What you need to do – The expected answer is a single number, namely how many lines in the data below hold the word "Rick".

Records for this task –
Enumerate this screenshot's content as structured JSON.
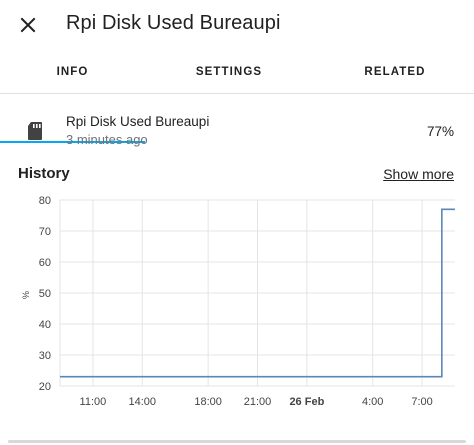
{
  "header": {
    "title": "Rpi Disk Used Bureaupi",
    "close_icon": "close-icon"
  },
  "tabs": [
    {
      "label": "INFO",
      "active": true
    },
    {
      "label": "SETTINGS",
      "active": false
    },
    {
      "label": "RELATED",
      "active": false
    }
  ],
  "entity": {
    "icon": "sd-card-icon",
    "name": "Rpi Disk Used Bureaupi",
    "last_changed": "3 minutes ago",
    "state": "77%"
  },
  "history": {
    "title": "History",
    "show_more": "Show more"
  },
  "colors": {
    "accent": "#03a9f4",
    "line": "#5b86b8",
    "grid": "#e4e4e4"
  },
  "chart_data": {
    "type": "line",
    "ylabel": "%",
    "ylim": [
      20,
      80
    ],
    "yticks": [
      "80",
      "70",
      "60",
      "50",
      "40",
      "30",
      "20"
    ],
    "xticks": [
      {
        "label": "11:00",
        "bold": false
      },
      {
        "label": "14:00",
        "bold": false
      },
      {
        "label": "18:00",
        "bold": false
      },
      {
        "label": "21:00",
        "bold": false
      },
      {
        "label": "26 Feb",
        "bold": true
      },
      {
        "label": "4:00",
        "bold": false
      },
      {
        "label": "7:00",
        "bold": false
      }
    ],
    "xrange_hours": [
      0,
      24
    ],
    "xtick_hours": [
      2,
      5,
      9,
      12,
      15,
      19,
      22
    ],
    "series": [
      {
        "x": [
          0,
          23.2,
          23.2,
          24
        ],
        "y": [
          23,
          23,
          77,
          77
        ]
      }
    ]
  }
}
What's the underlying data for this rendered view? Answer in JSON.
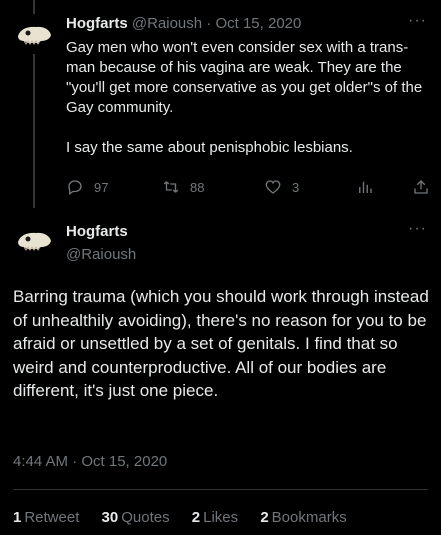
{
  "tweet1": {
    "name": "Hogfarts",
    "handle": "@Raioush",
    "separator": "·",
    "date": "Oct 15, 2020",
    "text": "Gay men who won't even consider sex with a trans-man because of his vagina are weak. They are the \"you'll get more conservative as you get older\"s of the Gay community.\n\nI say the same about penisphobic lesbians.",
    "actions": {
      "replies": "97",
      "retweets": "88",
      "likes": "3"
    },
    "more": "···"
  },
  "tweet2": {
    "name": "Hogfarts",
    "handle": "@Raioush",
    "more": "···",
    "text": "Barring trauma (which you should work through instead of unhealthily avoiding), there's no reason for you to be afraid or unsettled by a set of genitals. I find that so weird and counterproductive. All of our bodies are different, it's just one piece.",
    "timestamp": "4:44 AM · Oct 15, 2020",
    "stats": [
      {
        "count": "1",
        "label": "Retweet"
      },
      {
        "count": "30",
        "label": "Quotes"
      },
      {
        "count": "2",
        "label": "Likes"
      },
      {
        "count": "2",
        "label": "Bookmarks"
      }
    ]
  },
  "colors": {
    "background": "#000000",
    "text": "#e7e9ea",
    "muted": "#71767b",
    "divider": "#2f3336"
  }
}
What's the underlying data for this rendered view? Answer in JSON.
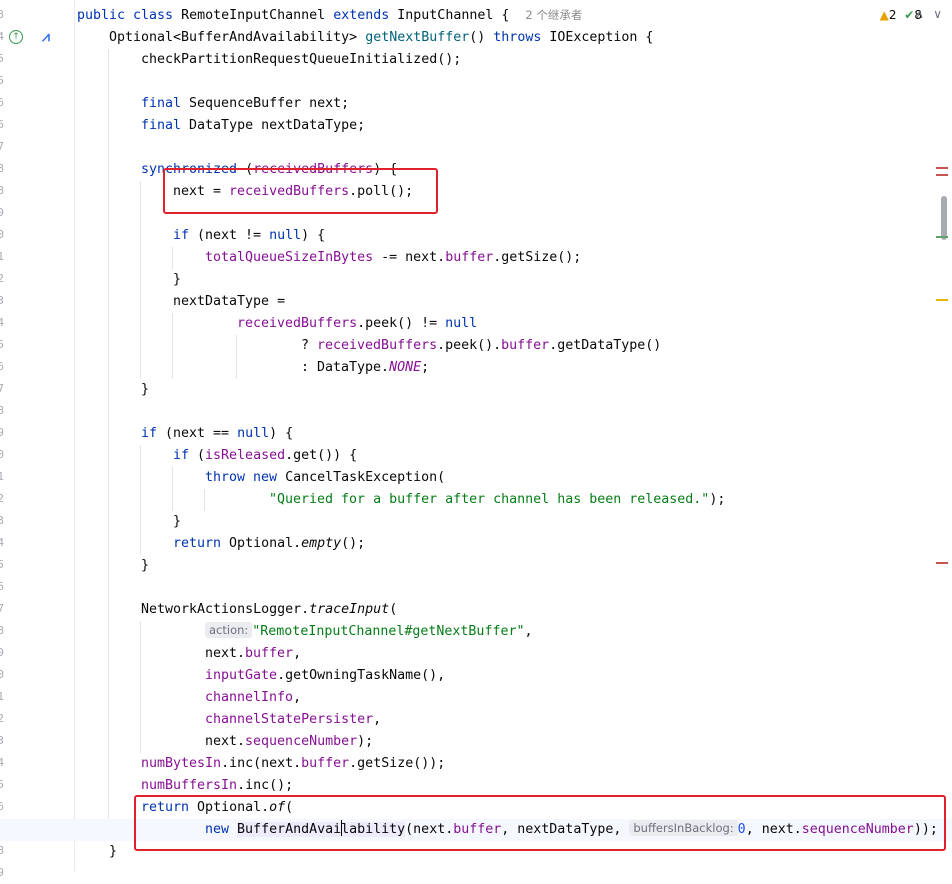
{
  "inspections": {
    "warnings": "2",
    "weak_warnings": "8"
  },
  "inlay_hints": {
    "inheritors": "2 个继承者",
    "action": "action:",
    "buffers_in_backlog": "buffersInBacklog:"
  },
  "code": {
    "class_kw": "public class",
    "class_name": "RemoteInputChannel",
    "extends_kw": "extends",
    "parent_class": "InputChannel {",
    "method_ret": "Optional<BufferAndAvailability> ",
    "method_name": "getNextBuffer",
    "method_paren": "() ",
    "throws_kw": "throws",
    "method_tail": " IOException {",
    "l3": "checkPartitionRequestQueueInitialized();",
    "final_kw": "final",
    "l5_rest": " SequenceBuffer next;",
    "l6_rest": " DataType nextDataType;",
    "sync_kw": "synchronized",
    "sync_field": "receivedBuffers",
    "l8_tail": ") {",
    "l9_a": "next = ",
    "l9_field": "receivedBuffers",
    "l9_b": ".poll();",
    "if_kw": "if",
    "null_kw": "null",
    "l11_a": " (next != ",
    "l11_b": ") {",
    "l12_field": "totalQueueSizeInBytes",
    "l12_a": " -= next.",
    "l12_field2": "buffer",
    "l12_b": ".getSize();",
    "brace_close": "}",
    "l14": "nextDataType =",
    "l15_field": "receivedBuffers",
    "l15_a": ".peek() != ",
    "l16_q": "? ",
    "l16_field": "receivedBuffers",
    "l16_a": ".peek().",
    "l16_field2": "buffer",
    "l16_b": ".getDataType()",
    "l17_a": ": DataType.",
    "l17_static": "NONE",
    "l17_b": ";",
    "l20_a": " (next == ",
    "l20_b": ") {",
    "l21_a": " (",
    "l21_fn": "isReleased",
    "l21_b": ".get()) {",
    "throw_kw": "throw",
    "new_kw": "new",
    "l22_rest": " CancelTaskException(",
    "l23_str": "\"Queried for a buffer after channel has been released.\"",
    "l23_tail": ");",
    "return_kw": "return",
    "l25_a": " Optional.",
    "l25_it": "empty",
    "l25_b": "();",
    "l28_a": "NetworkActionsLogger.",
    "l28_it": "traceInput",
    "l28_b": "(",
    "l29_str": "\"RemoteInputChannel#getNextBuffer\"",
    "l29_b": ",",
    "l30_a": "next.",
    "l30_field": "buffer",
    "l30_b": ",",
    "l31_field": "inputGate",
    "l31_b": ".getOwningTaskName(),",
    "l32_field": "channelInfo",
    "l32_b": ",",
    "l33_field": "channelStatePersister",
    "l33_b": ",",
    "l34_a": "next.",
    "l34_field": "sequenceNumber",
    "l34_b": ");",
    "l35_field": "numBytesIn",
    "l35_a": ".inc(next.",
    "l35_field2": "buffer",
    "l35_b": ".getSize());",
    "l36_field": "numBuffersIn",
    "l36_b": ".inc();",
    "l37_a": " Optional.",
    "l37_it": "of",
    "l37_b": "(",
    "l38_cls_a": "BufferAndAvai",
    "l38_cls_b": "lability",
    "l38_a": "(next.",
    "l38_field": "buffer",
    "l38_b": ", nextDataType, ",
    "l38_num": "0",
    "l38_c": ", next.",
    "l38_field2": "sequenceNumber",
    "l38_d": "));",
    "l39": "}"
  },
  "line_numbers": [
    "3",
    "4",
    "5",
    "5",
    "6",
    "6",
    "7",
    "8",
    "8",
    "9",
    "0",
    "1",
    "2",
    "3",
    "4",
    "5",
    "6",
    "7",
    "8",
    "9",
    "0",
    "1",
    "2",
    "3",
    "4",
    "5",
    "6",
    "7",
    "8",
    "9",
    "0",
    "1",
    "2",
    "3",
    "4",
    "5",
    "6",
    "7",
    "8",
    "9"
  ]
}
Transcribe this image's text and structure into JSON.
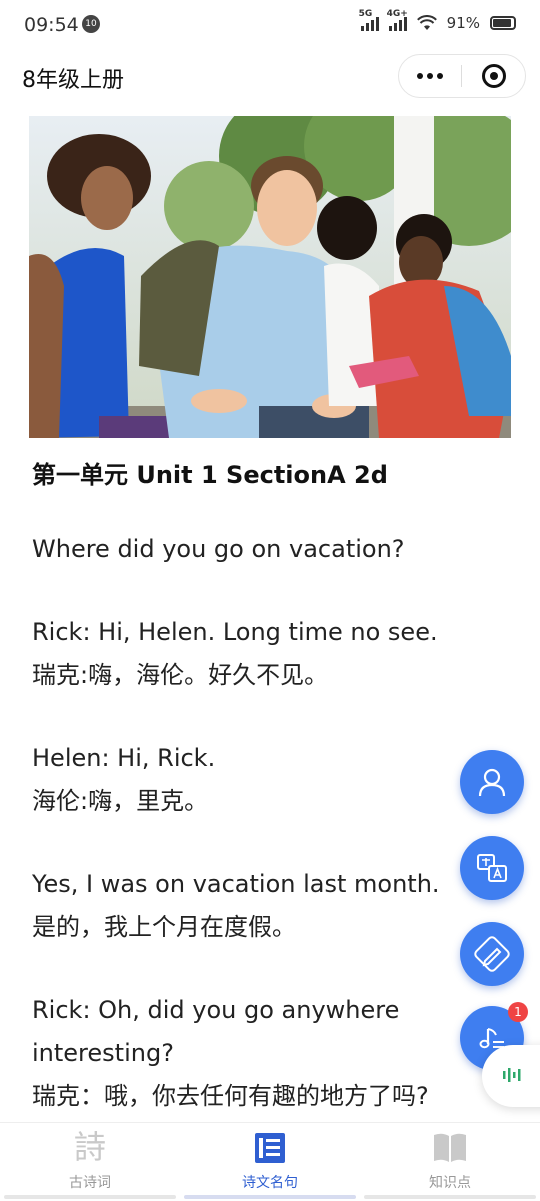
{
  "status": {
    "time": "09:54",
    "notif_badge": "10",
    "net1": "5G",
    "net2": "4G+",
    "battery": "91%"
  },
  "header": {
    "title": "8年级上册",
    "more_icon": "more-dots-icon",
    "close_icon": "target-close-icon"
  },
  "article": {
    "heading": "第一单元 Unit 1  SectionA 2d",
    "subtitle": "Where did you go on vacation?",
    "lines": [
      {
        "en": "Rick: Hi, Helen. Long time no see.",
        "zh": "瑞克:嗨，海伦。好久不见。"
      },
      {
        "en": "Helen: Hi, Rick.",
        "zh": "海伦:嗨，里克。"
      },
      {
        "en": "Yes, I was on vacation last month.",
        "zh": "是的，我上个月在度假。"
      },
      {
        "en": "Rick: Oh, did you go anywhere interesting?",
        "zh": "瑞克：哦，你去任何有趣的地方了吗?"
      }
    ]
  },
  "fabs": [
    {
      "icon": "user-icon"
    },
    {
      "icon": "translate-icon"
    },
    {
      "icon": "pencil-edit-icon"
    },
    {
      "icon": "music-note-icon",
      "badge": "1"
    }
  ],
  "bottom_nav": [
    {
      "label": "古诗词",
      "icon": "poem-icon",
      "glyph": "詩",
      "active": false
    },
    {
      "label": "诗文名句",
      "icon": "document-list-icon",
      "active": true
    },
    {
      "label": "知识点",
      "icon": "book-icon",
      "active": false
    }
  ],
  "colors": {
    "accent": "#3f7ef0",
    "nav_active": "#2f5fd1",
    "badge": "#ef4444"
  }
}
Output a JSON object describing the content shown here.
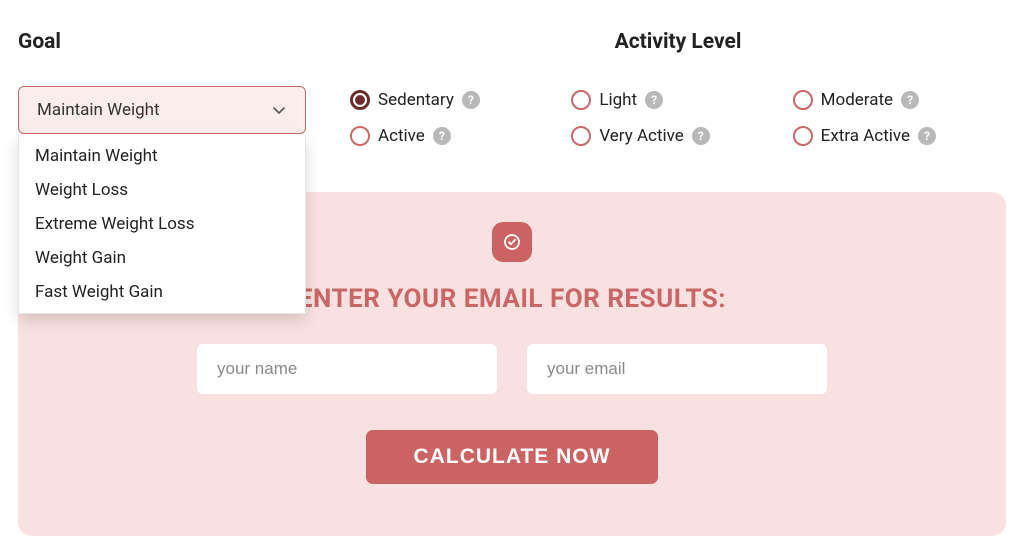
{
  "goal": {
    "label": "Goal",
    "selected": "Maintain Weight",
    "options": [
      "Maintain Weight",
      "Weight Loss",
      "Extreme Weight Loss",
      "Weight Gain",
      "Fast Weight Gain"
    ]
  },
  "activity": {
    "label": "Activity Level",
    "selected": "Sedentary",
    "options": [
      "Sedentary",
      "Light",
      "Moderate",
      "Active",
      "Very Active",
      "Extra Active"
    ]
  },
  "email_panel": {
    "heading": "ENTER YOUR EMAIL FOR RESULTS:",
    "name_placeholder": "your name",
    "email_placeholder": "your email",
    "button": "CALCULATE NOW"
  }
}
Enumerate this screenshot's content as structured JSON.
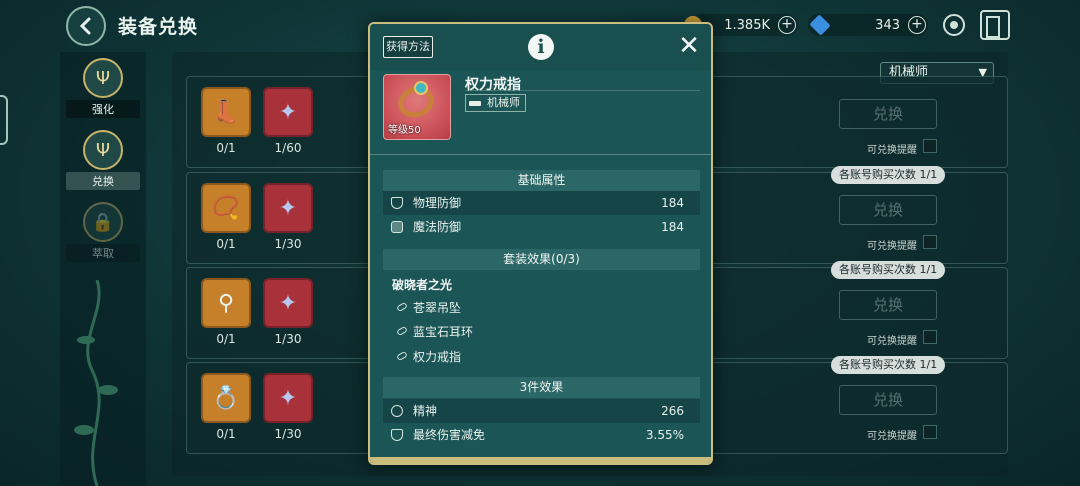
{
  "page": {
    "title": "装备兑换",
    "currency_gold": "1.385K",
    "currency_gem": "343",
    "class_filter": "机械师"
  },
  "side_nav": [
    {
      "label": "强化"
    },
    {
      "label": "兑换"
    },
    {
      "label": "萃取"
    }
  ],
  "rows": [
    {
      "equip_count": "0/1",
      "mat_count": "1/60",
      "redeem_label": "兑换",
      "remind_label": "可兑换提醒",
      "limit_badge": ""
    },
    {
      "equip_count": "0/1",
      "mat_count": "1/30",
      "redeem_label": "兑换",
      "remind_label": "可兑换提醒",
      "limit_badge": "各账号购买次数 1/1"
    },
    {
      "equip_count": "0/1",
      "mat_count": "1/30",
      "redeem_label": "兑换",
      "remind_label": "可兑换提醒",
      "limit_badge": "各账号购买次数 1/1"
    },
    {
      "equip_count": "0/1",
      "mat_count": "1/30",
      "redeem_label": "兑换",
      "remind_label": "可兑换提醒",
      "limit_badge": "各账号购买次数 1/1"
    }
  ],
  "modal": {
    "obtain_label": "获得方法",
    "info_glyph": "i",
    "close_glyph": "✕",
    "item_name": "权力戒指",
    "item_class": "机械师",
    "item_level": "等级50",
    "base_title": "基础属性",
    "base_attrs": [
      {
        "name": "物理防御",
        "value": "184"
      },
      {
        "name": "魔法防御",
        "value": "184"
      }
    ],
    "set_title": "套装效果(0/3)",
    "set_name": "破晓者之光",
    "set_pieces": [
      "苍翠吊坠",
      "蓝宝石耳环",
      "权力戒指"
    ],
    "bonus_title": "3件效果",
    "bonus_attrs": [
      {
        "name": "精神",
        "value": "266"
      },
      {
        "name": "最终伤害减免",
        "value": "3.55%"
      }
    ]
  },
  "colors": {
    "modal_bg": "#1c5556",
    "modal_border": "#cbbd7d",
    "section_header": "#2b6767",
    "item_rarity_bg": "#c94d55"
  },
  "icons": {
    "back": "back-arrow-icon",
    "gold": "coin-icon",
    "gem": "gem-icon",
    "settings": "settings-icon",
    "exit": "exit-icon",
    "info": "info-icon",
    "close": "close-icon"
  }
}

Exercise solution – 3